I have never really been good at saying no. I tend to let things happen and then roll with punches after the fact.
From tomorrow I am pledging to say to no to UberEATS. I was going to start today. I courageously declined the Macca brunch with my housemate but somewhere in mid-tv-binge ordered a spud bowl. So starting tomorrow…
I ordered Youfoodz to cover lunch and dinner for the week. This should help in the saying of no to other foods and snacks. It’s also make not eating junk easier. This time I went for the lower calories as opposed to the low carbs. I think that’s more realistic.
In the Tomorrowland, I pledge to cap the tv shows at three episodes. This whole day on the couch thing is becoming too comfortable in these COVID times and I need to be more productive. The partially read book I bought last month cheers in agreement.
Note, I am saying tomorrow, as it is 7:20pm on a Saturday night. There’s not much left to say no to since curfew starts in 40 minutes and I really need to finish watching the tv series I started this morning 🤭
It’s called ‘Little Fires Everywhere’ and I can’t say no.
Someone (Eleanor Roosevelt) once said “no one can make you feel inferior without your consent” – and yes, I stole that from the Princess Diaries. But I feel it talks to my answer to the above question.
I have control over how I react to any given situation. I mean, I don’t have complete control. I can count the conversations this week where I channel Hagrid, and say “I shouldn’t have said that”. I also then replay the conversation in my head until I get it right.
I have control over how I think. It’s like Steve was saying in the Nerd Fitness intro articles, we have control over own narrative. If I can start thinking like my alter ego, Lady Witchazel, and the one day I will become her.
This leads me to my third thought of having control over my actions. You are what you eat as they say. And at that moment I am a taco. With a side of coffee and occasional hash browns. And yeah, I could blame the COVID of it all, the Stage 4 lockdown, and the anxiety of leaving the house. But the truth is, I can buy groceries, I have plenty of time to cook, and things won’t expire because I’m here 24/7.
I choose to wait till I’m hungry. I choose to pick you my phone and flick through UberEats, and I choose not to go downstairs to the kitchen. Which is stupid because I walk past the kitchen to go to the front door and collect my food.

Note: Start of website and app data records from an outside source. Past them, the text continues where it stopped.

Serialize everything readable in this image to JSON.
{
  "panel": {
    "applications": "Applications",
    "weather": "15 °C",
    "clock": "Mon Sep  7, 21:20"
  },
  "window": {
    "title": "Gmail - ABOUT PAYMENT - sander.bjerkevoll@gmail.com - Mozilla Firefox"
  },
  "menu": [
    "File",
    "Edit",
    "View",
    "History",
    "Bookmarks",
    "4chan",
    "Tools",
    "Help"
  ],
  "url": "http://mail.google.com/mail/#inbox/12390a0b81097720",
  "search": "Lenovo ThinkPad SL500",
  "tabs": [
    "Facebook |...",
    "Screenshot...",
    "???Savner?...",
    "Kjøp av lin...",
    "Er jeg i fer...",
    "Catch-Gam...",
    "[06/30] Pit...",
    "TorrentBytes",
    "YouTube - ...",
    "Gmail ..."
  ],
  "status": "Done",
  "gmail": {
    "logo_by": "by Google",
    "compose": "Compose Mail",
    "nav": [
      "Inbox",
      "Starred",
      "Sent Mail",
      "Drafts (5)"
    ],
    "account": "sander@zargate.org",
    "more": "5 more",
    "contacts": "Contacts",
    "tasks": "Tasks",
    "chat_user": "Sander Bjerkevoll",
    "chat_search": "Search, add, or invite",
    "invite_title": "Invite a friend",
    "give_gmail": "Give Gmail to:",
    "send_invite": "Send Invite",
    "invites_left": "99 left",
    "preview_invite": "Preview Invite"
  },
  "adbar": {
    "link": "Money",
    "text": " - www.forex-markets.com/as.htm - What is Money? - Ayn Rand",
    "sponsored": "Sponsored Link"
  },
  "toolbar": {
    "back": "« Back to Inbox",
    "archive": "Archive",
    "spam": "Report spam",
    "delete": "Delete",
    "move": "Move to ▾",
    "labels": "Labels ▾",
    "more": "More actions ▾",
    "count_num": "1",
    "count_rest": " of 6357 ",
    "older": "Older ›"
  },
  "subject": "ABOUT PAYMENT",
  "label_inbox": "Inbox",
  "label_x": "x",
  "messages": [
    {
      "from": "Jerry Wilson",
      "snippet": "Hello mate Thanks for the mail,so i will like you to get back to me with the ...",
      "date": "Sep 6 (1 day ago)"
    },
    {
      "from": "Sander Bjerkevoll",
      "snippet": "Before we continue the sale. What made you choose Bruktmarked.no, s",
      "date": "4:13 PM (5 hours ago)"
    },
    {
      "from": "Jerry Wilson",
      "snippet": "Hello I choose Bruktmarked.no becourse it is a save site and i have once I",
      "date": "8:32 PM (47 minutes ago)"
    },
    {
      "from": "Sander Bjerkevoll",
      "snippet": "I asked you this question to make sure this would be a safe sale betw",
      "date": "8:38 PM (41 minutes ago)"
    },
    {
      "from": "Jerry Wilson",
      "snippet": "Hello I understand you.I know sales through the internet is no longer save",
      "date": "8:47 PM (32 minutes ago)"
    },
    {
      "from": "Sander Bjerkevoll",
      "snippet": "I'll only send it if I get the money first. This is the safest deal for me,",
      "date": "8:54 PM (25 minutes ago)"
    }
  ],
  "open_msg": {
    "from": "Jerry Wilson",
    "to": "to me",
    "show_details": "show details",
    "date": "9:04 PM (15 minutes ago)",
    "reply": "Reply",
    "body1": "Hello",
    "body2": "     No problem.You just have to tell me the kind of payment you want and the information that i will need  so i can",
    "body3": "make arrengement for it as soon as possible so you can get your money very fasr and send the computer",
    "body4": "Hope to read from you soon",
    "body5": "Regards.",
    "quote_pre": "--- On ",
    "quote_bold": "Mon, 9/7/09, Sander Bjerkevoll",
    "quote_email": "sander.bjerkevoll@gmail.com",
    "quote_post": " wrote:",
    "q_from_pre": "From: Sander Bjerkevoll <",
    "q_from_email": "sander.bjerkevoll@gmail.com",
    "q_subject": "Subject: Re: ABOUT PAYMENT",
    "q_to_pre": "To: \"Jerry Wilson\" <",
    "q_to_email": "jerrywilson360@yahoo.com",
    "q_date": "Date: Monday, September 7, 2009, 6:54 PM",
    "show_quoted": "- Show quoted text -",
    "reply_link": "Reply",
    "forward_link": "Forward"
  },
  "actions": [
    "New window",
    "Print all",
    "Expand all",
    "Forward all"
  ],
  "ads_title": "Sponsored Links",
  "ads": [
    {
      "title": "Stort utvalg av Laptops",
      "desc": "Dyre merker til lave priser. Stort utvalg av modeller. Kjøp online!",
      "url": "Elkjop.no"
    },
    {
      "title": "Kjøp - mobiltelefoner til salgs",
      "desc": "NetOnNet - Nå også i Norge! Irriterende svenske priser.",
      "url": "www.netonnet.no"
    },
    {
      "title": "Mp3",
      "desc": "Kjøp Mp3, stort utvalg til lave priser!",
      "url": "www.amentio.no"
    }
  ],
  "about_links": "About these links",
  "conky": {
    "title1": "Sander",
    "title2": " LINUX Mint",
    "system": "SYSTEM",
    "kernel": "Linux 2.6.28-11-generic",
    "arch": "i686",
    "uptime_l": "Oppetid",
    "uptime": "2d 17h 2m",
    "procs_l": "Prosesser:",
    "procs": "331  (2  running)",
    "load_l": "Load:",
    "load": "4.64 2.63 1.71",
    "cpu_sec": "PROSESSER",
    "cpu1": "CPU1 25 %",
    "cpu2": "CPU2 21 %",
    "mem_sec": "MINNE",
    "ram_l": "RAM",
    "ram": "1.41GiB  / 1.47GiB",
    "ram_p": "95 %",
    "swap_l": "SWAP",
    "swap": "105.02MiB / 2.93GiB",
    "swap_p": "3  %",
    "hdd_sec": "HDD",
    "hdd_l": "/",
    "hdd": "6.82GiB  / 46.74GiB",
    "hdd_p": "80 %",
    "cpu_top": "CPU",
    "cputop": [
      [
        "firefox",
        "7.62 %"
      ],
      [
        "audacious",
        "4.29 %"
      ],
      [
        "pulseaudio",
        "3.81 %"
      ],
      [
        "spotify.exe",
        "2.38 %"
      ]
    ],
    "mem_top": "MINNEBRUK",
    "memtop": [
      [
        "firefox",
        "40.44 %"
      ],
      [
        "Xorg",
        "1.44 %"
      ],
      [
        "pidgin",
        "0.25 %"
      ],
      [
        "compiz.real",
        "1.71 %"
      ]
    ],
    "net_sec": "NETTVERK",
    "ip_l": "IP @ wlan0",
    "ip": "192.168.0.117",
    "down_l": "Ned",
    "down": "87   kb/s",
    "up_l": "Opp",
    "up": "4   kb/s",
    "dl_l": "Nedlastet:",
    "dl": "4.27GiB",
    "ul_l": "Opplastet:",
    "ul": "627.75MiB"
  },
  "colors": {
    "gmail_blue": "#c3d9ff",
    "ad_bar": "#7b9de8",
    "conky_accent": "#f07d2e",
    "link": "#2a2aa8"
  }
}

So I guess the first thing, and I feel most important thing is… I have control over me.
All weekend, I have heard the phrase “the most traumatic week in Victorian history”. At least the most traumatic during the pandemic. The newsreaders roll off their ages, males in their 90s, females in their 80s – like their age and gender matter. Victorians have lost their lives – that’s all there is to it, right?
But then I think, 80s and 90s… these are the children of the Great Depression. They followed their parents and queued for hours for food stamps and morsels of bread and milk. In their 20s, they laid down their tools and stood up for country during WWII. They saw Australia enter the United Nations and go on to host Olympics and Commonwealth Games. They lived through the Nuclear Crisis, superstorms, and endless droughts.
They faced the fires: Black Friday, Black Tuesday, Ash Wednesday, Black Saturday and last summer, where fires raged across every state and territory in Australia.
Essentially, they were Victorians who survived a lot of Australia’s darkest days..